Ways to Help
Part of growing up and becoming an adult is learning how to recognize your own biases and where they come from. A little bit of introspection can go a long away as you learn more about your own thoughts and behaviors. To move beyond any unhealthy relationships, ideas, or belief systems, you may want to question your beliefs. Simply asking "Do I actually believe this?" can take you down a long, winding road of self-discovery.
Exposing yourself to new cultures, new ideas, and even new relationships can also help you begin to unravel issues that may be present within your family of origin. Everyone can benefit from taking a step back from their own assumptions and learning to look at the world through a different lens.
How BetterHelp Can Help
When independent learning and exploring is not enough, mental health professionals can step in to help you fill in the gaps. A counselor can help you identify any unhealthy thought patterns or behaviors in your life, so you can get to the root of them and understand how to move past them.
Therapists can do this via weekly sessions at their clinic, or they can engage with you on a more flexible basis using an online platform like BetterHelp's. No matter which avenue you choose, therapy can be a wonderful tool to help you work through any issues with your family of origin. Below, you'll find reviews of a few BetterHelp counselors who've worked with people experiencing similar issues.

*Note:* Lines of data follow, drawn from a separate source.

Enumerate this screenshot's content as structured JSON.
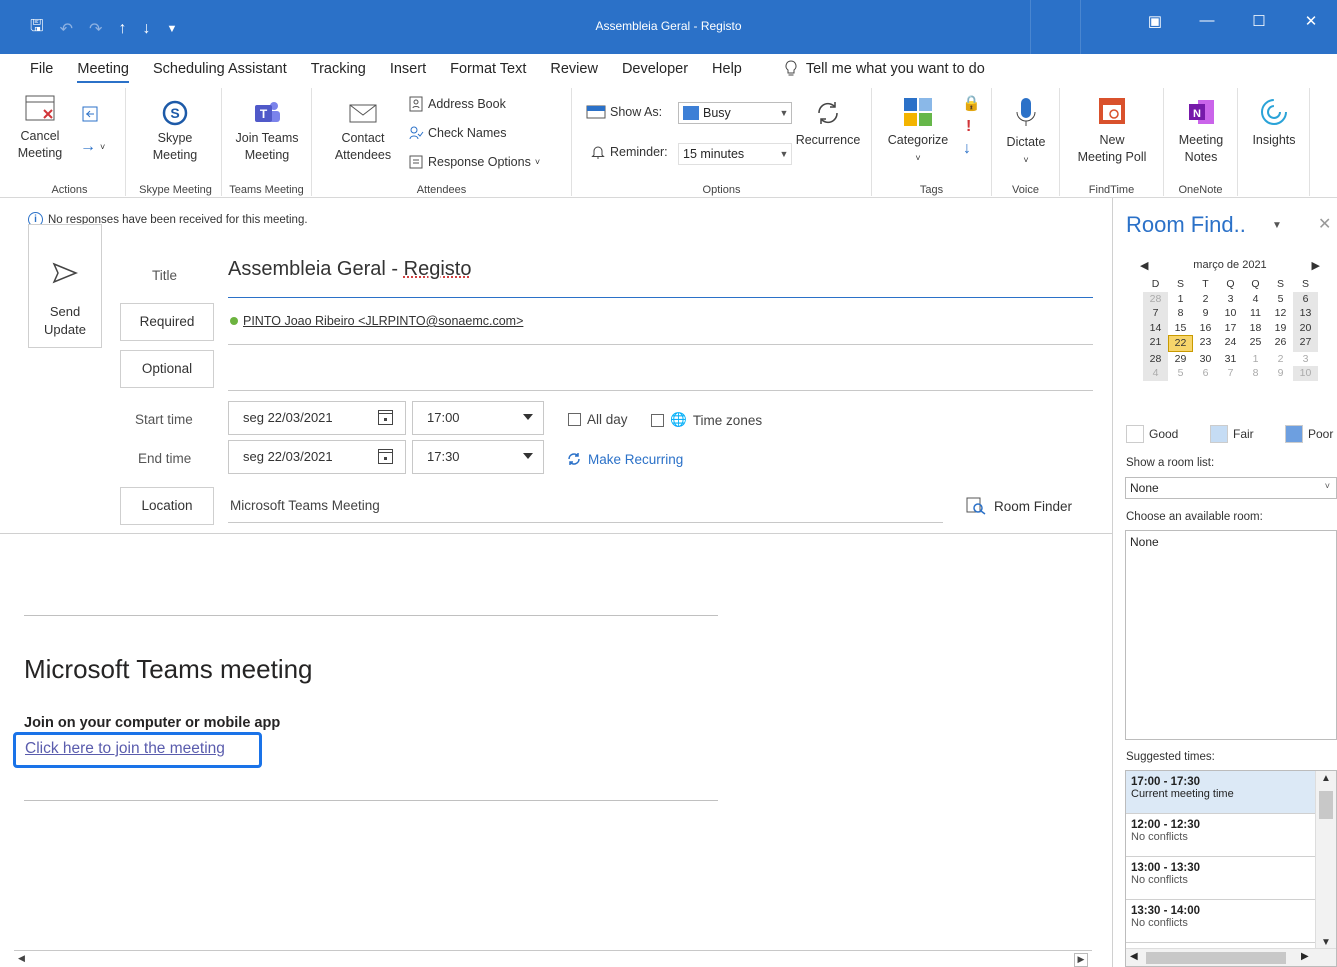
{
  "window": {
    "title": "Assembleia Geral - Registo",
    "qat_icons": [
      "save-icon",
      "undo-icon",
      "redo-icon",
      "up-arrow-icon",
      "down-arrow-icon",
      "customize-icon"
    ],
    "controls": [
      "restore-icon",
      "minimize-icon",
      "maximize-icon",
      "close-icon"
    ]
  },
  "menu": {
    "tabs": [
      "File",
      "Meeting",
      "Scheduling Assistant",
      "Tracking",
      "Insert",
      "Format Text",
      "Review",
      "Developer",
      "Help"
    ],
    "active": "Meeting",
    "tell_me": "Tell me what you want to do"
  },
  "ribbon": {
    "actions": {
      "label": "Actions",
      "cancel": "Cancel\nMeeting"
    },
    "skype": {
      "label": "Skype Meeting",
      "button": "Skype\nMeeting"
    },
    "teams": {
      "label": "Teams Meeting",
      "button": "Join Teams\nMeeting"
    },
    "attendees": {
      "label": "Attendees",
      "contact": "Contact\nAttendees",
      "address_book": "Address Book",
      "check_names": "Check Names",
      "response_options": "Response Options"
    },
    "options": {
      "label": "Options",
      "show_as": "Show As:",
      "show_as_value": "Busy",
      "reminder": "Reminder:",
      "reminder_value": "15 minutes",
      "recurrence": "Recurrence"
    },
    "tags": {
      "label": "Tags",
      "categorize": "Categorize"
    },
    "voice": {
      "label": "Voice",
      "dictate": "Dictate"
    },
    "findtime": {
      "label": "FindTime",
      "poll": "New\nMeeting Poll"
    },
    "onenote": {
      "label": "OneNote",
      "notes": "Meeting\nNotes"
    },
    "insights": {
      "button": "Insights"
    }
  },
  "info_bar": "No responses have been received for this meeting.",
  "form": {
    "send": "Send\nUpdate",
    "title_label": "Title",
    "title_value_a": "Assembleia Geral - ",
    "title_value_b": "Registo",
    "required_label": "Required",
    "required_value": "PINTO Joao Ribeiro <JLRPINTO@sonaemc.com>",
    "optional_label": "Optional",
    "start_label": "Start time",
    "start_date": "seg 22/03/2021",
    "start_time": "17:00",
    "all_day": "All day",
    "time_zones": "Time zones",
    "end_label": "End time",
    "end_date": "seg 22/03/2021",
    "end_time": "17:30",
    "make_recurring": "Make Recurring",
    "location_label": "Location",
    "location_value": "Microsoft Teams Meeting",
    "room_finder": "Room Finder"
  },
  "body": {
    "heading": "Microsoft Teams meeting",
    "join_heading": "Join on your computer or mobile app",
    "join_link": "Click here to join the meeting"
  },
  "room_finder": {
    "title": "Room Find..",
    "month": "março de 2021",
    "weekdays": [
      "D",
      "S",
      "T",
      "Q",
      "Q",
      "S",
      "S"
    ],
    "weeks": [
      [
        "28",
        "1",
        "2",
        "3",
        "4",
        "5",
        "6"
      ],
      [
        "7",
        "8",
        "9",
        "10",
        "11",
        "12",
        "13"
      ],
      [
        "14",
        "15",
        "16",
        "17",
        "18",
        "19",
        "20"
      ],
      [
        "21",
        "22",
        "23",
        "24",
        "25",
        "26",
        "27"
      ],
      [
        "28",
        "29",
        "30",
        "31",
        "1",
        "2",
        "3"
      ],
      [
        "4",
        "5",
        "6",
        "7",
        "8",
        "9",
        "10"
      ]
    ],
    "selected_day": "22",
    "legend": [
      "Good",
      "Fair",
      "Poor"
    ],
    "legend_colors": [
      "#ffffff",
      "#c5dcf4",
      "#6d9fe0"
    ],
    "room_list_label": "Show a room list:",
    "room_list_value": "None",
    "available_label": "Choose an available room:",
    "available_value": "None",
    "suggested_label": "Suggested times:",
    "suggestions": [
      {
        "time": "17:00 - 17:30",
        "status": "Current meeting time"
      },
      {
        "time": "12:00 - 12:30",
        "status": "No conflicts"
      },
      {
        "time": "13:00 - 13:30",
        "status": "No conflicts"
      },
      {
        "time": "13:30 - 14:00",
        "status": "No conflicts"
      }
    ]
  },
  "colors": {
    "accent": "#2b71c8",
    "link": "#5a5cad",
    "highlight_border": "#1a73e8"
  }
}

"Alisha has let me view situations in another perspective. Like the stressful times I've gone (still going) through with my family and my work. I'm really grateful for her time to listen to what's on my mind and really making me comfortable to share so much with her. Thank you, Alisha!"
"Dr. Baggs has been very helpful in helping me deal with anxiety, and I've been overall satisfied with the experience. She's helped me work through and understand trauma from my childhood, as well as help me realize I'm on the right path to getting help and improving my life. Overall a very good experience."
Healing from Family of Origin Wounds
Family of origin wounds can be difficult to understand and even more difficult to work through. Because they stem from your formative years and because they're intrinsically tied to your family, your worldview, and your lifelong beliefs, these wounds, habits, and patterns might feel too big to address alone. Don't worry - support is available to you. With help and patience, you (and a mental health professional) can address and improve difficulties associated with your family of origin. Take the first step today.